Before answering, it is important to note that “Africa” is not a political or economic entity, and therefore addressing this issue must be done on a nation-by-nation basis. In fact, some African countries such as South Africa, Botswana, Mauritius, and to some extent Morocco and Egypt have relatively high standards of living. The question is also posed poorly, as Africa as a whole does not contain an even spread of gold and diamond resources, and often nations have additional resources or less (such as oil in Nigeria but desert in Chad).
Effects on most African nations’ wealth include, among other things, (1) residual effects of colonialism, (2) current exploitation of poor nations by wealthy nations, (3) a pervading lack of strong political institutions to manage the economy, and (4) Western ignorance in their interventionist strategies such as the International Monetary Fund (IMF) and World Bank.
Colonialism forced African peoples into regimented and incredibly foreign manners of government. Warring tribes were often “placed” in the same nation while other tribes were split by these artificial boundaries. Also, colonizers placed certain tribes in positions of power, which has caused uprisings in areas such as Rwanda.
Pertaining to the question about natural resources, these are often extracted by wealthy nations, who take the wealth from those resources back to their already wealthy countries. This has been the case in oil-rich Nigeria and diamond-rich South Africa. Wealthy nations also often trade extraction rights for vast amounts of extorted “dirty money”.
Historically, the world has not seen a well-developed economy without a corresponding strong government. In contrast to a Western-style political institution of checks and balances, traditionally African tribes were not organized in such a way. Many argue that in addition to easy access to education, healthcare, and natural resources, a strong government that can balance its own power by virtue of the bureaucratic structure of itself is essential.

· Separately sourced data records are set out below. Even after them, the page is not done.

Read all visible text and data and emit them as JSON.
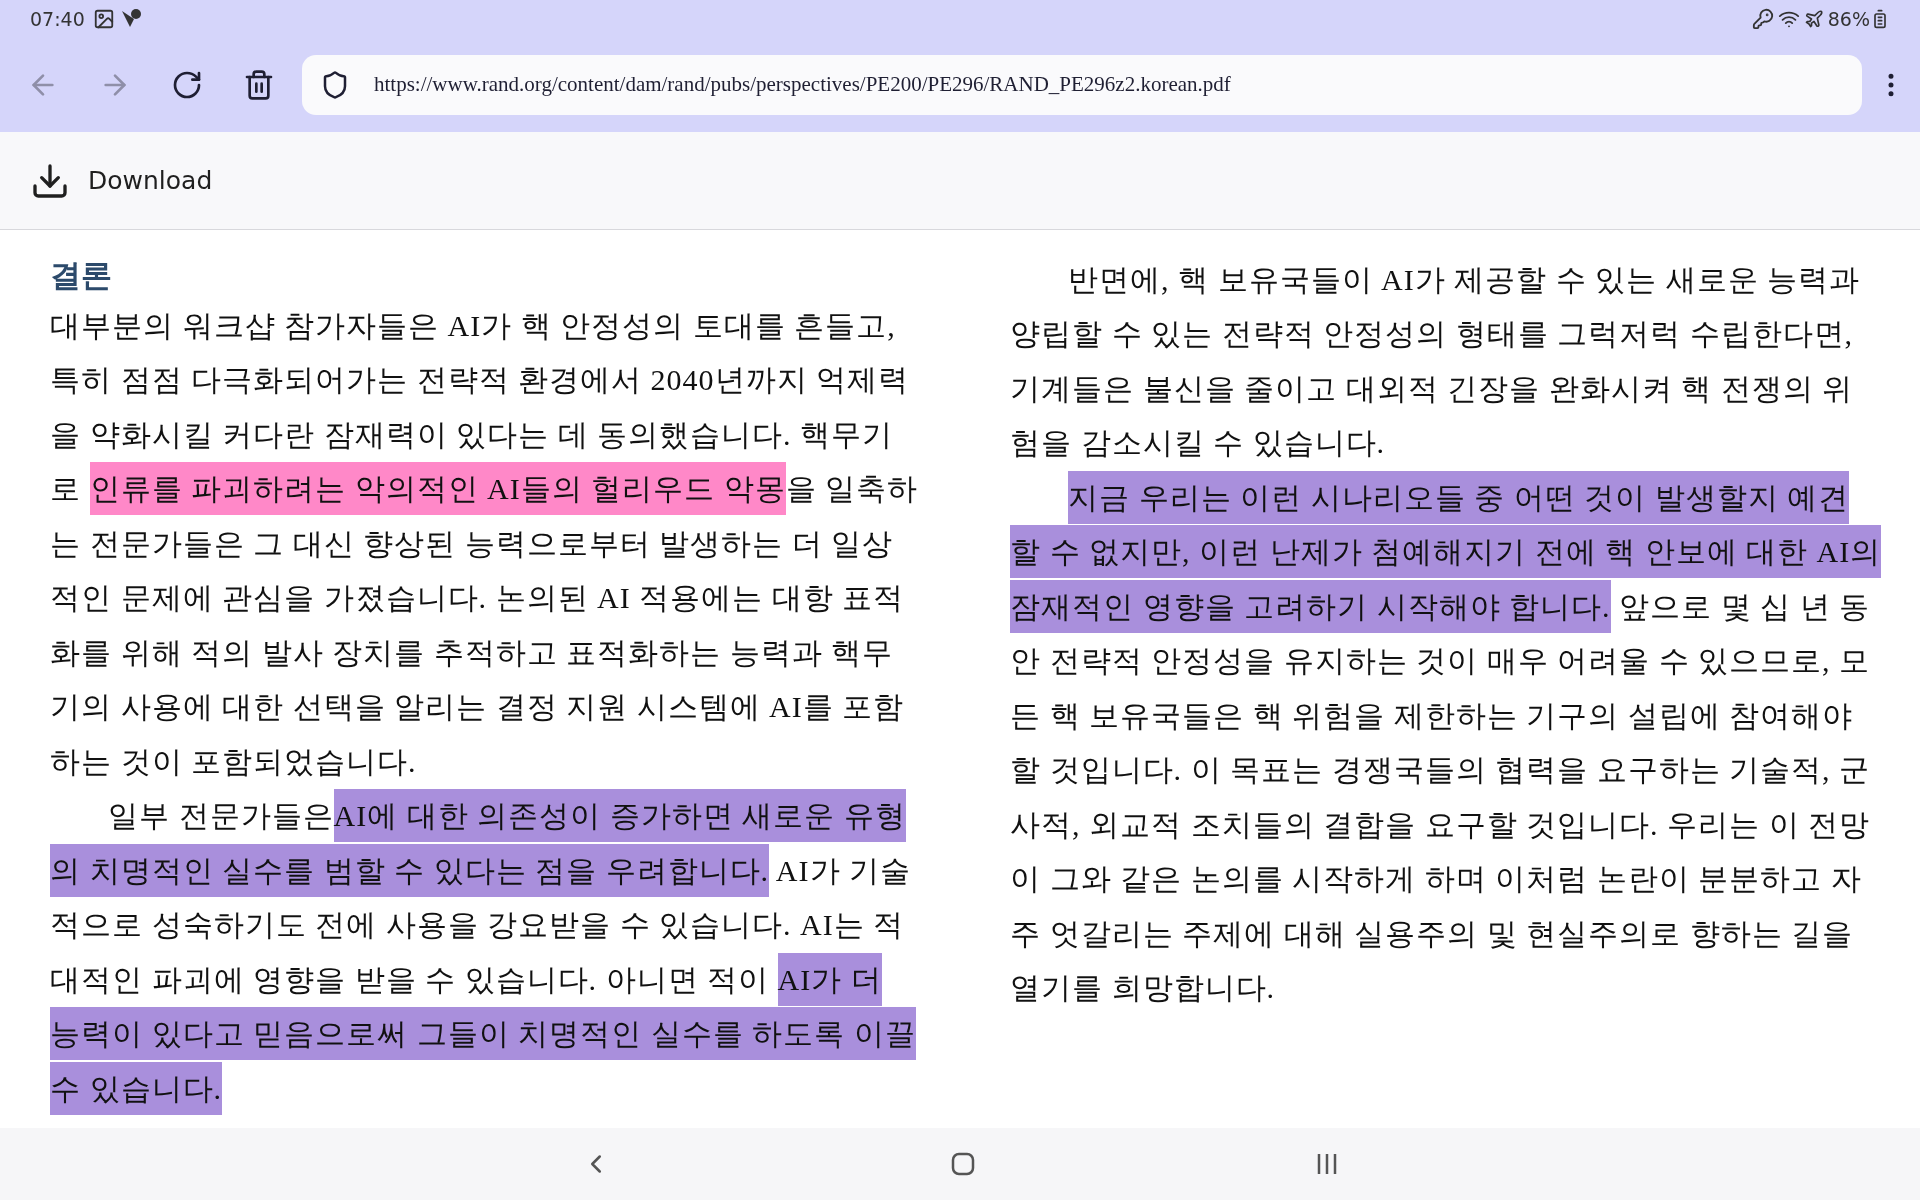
{
  "status_bar": {
    "time": "07:40",
    "battery": "86%"
  },
  "toolbar": {
    "buttons": [
      {
        "kind": "back",
        "disabled": true
      },
      {
        "kind": "forward",
        "disabled": true
      },
      {
        "kind": "reload",
        "disabled": false
      },
      {
        "kind": "delete",
        "disabled": false
      }
    ],
    "url": "https://www.rand.org/content/dam/rand/pubs/perspectives/PE200/PE296/RAND_PE296z2.korean.pdf"
  },
  "download_bar": {
    "label": "Download"
  },
  "document": {
    "columns": [
      {
        "heading": "결론",
        "paragraphs": [
          {
            "indent": false,
            "lines": [
              [
                {
                  "text": "대부분의 워크샵 참가자들은 AI가 핵 안정성의 토대를 흔들고,"
                }
              ],
              [
                {
                  "text": "특히 점점 다극화되어가는 전략적 환경에서 2040년까지 억제력"
                }
              ],
              [
                {
                  "text": "을 약화시킬 커다란 잠재력이 있다는 데 동의했습니다. 핵무기"
                }
              ],
              [
                {
                  "text": "로 "
                },
                {
                  "text": "인류를 파괴하려는 악의적인 AI들의 헐리우드 악몽",
                  "color": "#ff88c8"
                },
                {
                  "text": "을 일축하"
                }
              ],
              [
                {
                  "text": "는 전문가들은 그 대신 향상된 능력으로부터 발생하는 더 일상"
                }
              ],
              [
                {
                  "text": "적인 문제에 관심을 가졌습니다. 논의된 AI 적용에는 대항 표적"
                }
              ],
              [
                {
                  "text": "화를 위해 적의 발사 장치를 추적하고 표적화하는 능력과 핵무"
                }
              ],
              [
                {
                  "text": "기의 사용에 대한 선택을 알리는 결정 지원 시스템에 AI를 포함"
                }
              ],
              [
                {
                  "text": "하는 것이 포함되었습니다."
                }
              ]
            ]
          },
          {
            "indent": true,
            "lines": [
              [
                {
                  "text": "일부 전문가들은"
                },
                {
                  "text": "AI에 대한 의존성이 증가하면 새로운 유형",
                  "color": "#a98fdc"
                }
              ],
              [
                {
                  "text": "의 치명적인 실수를 범할 수 있다는 점을 우려합니다.",
                  "color": "#a98fdc"
                },
                {
                  "text": " AI가 기술"
                }
              ],
              [
                {
                  "text": "적으로 성숙하기도 전에 사용을 강요받을 수 있습니다. AI는 적"
                }
              ],
              [
                {
                  "text": "대적인 파괴에 영향을 받을 수 있습니다. 아니면 적이 "
                },
                {
                  "text": "AI가 더",
                  "color": "#a98fdc"
                }
              ],
              [
                {
                  "text": "능력이 있다고 믿음으로써 그들이 치명적인 실수를 하도록 이끌",
                  "color": "#a98fdc"
                }
              ],
              [
                {
                  "text": "수 있습니다.",
                  "color": "#a98fdc"
                }
              ]
            ]
          }
        ]
      },
      {
        "paragraphs": [
          {
            "indent": true,
            "lines": [
              [
                {
                  "text": "반면에, 핵 보유국들이 AI가 제공할 수 있는 새로운 능력과"
                }
              ],
              [
                {
                  "text": "양립할 수 있는 전략적 안정성의 형태를 그럭저럭 수립한다면,"
                }
              ],
              [
                {
                  "text": "기계들은 불신을 줄이고 대외적 긴장을 완화시켜 핵 전쟁의 위"
                }
              ],
              [
                {
                  "text": "험을 감소시킬 수 있습니다."
                }
              ]
            ]
          },
          {
            "indent": true,
            "lines": [
              [
                {
                  "text": "지금 우리는 이런 시나리오들 중 어떤 것이 발생할지 예견",
                  "color": "#a98fdc"
                }
              ],
              [
                {
                  "text": "할 수 없지만, 이런 난제가 첨예해지기 전에 핵 안보에 대한 AI의",
                  "color": "#a98fdc"
                }
              ],
              [
                {
                  "text": "잠재적인 영향을 고려하기 시작해야 합니다.",
                  "color": "#a98fdc"
                },
                {
                  "text": " 앞으로 몇 십 년 동"
                }
              ],
              [
                {
                  "text": "안 전략적 안정성을 유지하는 것이 매우 어려울 수 있으므로, 모"
                }
              ],
              [
                {
                  "text": "든 핵 보유국들은 핵 위험을 제한하는 기구의 설립에 참여해야"
                }
              ],
              [
                {
                  "text": "할 것입니다. 이 목표는 경쟁국들의 협력을 요구하는 기술적, 군"
                }
              ],
              [
                {
                  "text": "사적, 외교적 조치들의 결합을 요구할 것입니다. 우리는 이 전망"
                }
              ],
              [
                {
                  "text": "이 그와 같은 논의를 시작하게 하며 이처럼 논란이 분분하고 자"
                }
              ],
              [
                {
                  "text": "주 엇갈리는 주제에 대해 실용주의 및 현실주의로 향하는 길을"
                }
              ],
              [
                {
                  "text": "열기를 희망합니다."
                }
              ]
            ]
          }
        ]
      }
    ]
  }
}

Lastly, the IMF, World Bank, and other international aid organizations have created massive problems by failing to understand the social and political contexts of the African countries within which they work. They lend money to nations, henceforth focusing on repayment of the loan, rather than the efficacious use of that loan. They require structural changes in the government that detrimentally weaken the local and federal governments. Furthermore, aid organizations normally focus on distributing birth control and food, which benevolently helps the people, but it ameliorates the symptoms without tackling the sickness, such as establishing and funding schools or citizen advocate groups.
This will be a series of many ways through which one can understand Africa’s poor economic performance despite have abundant wealth of resources.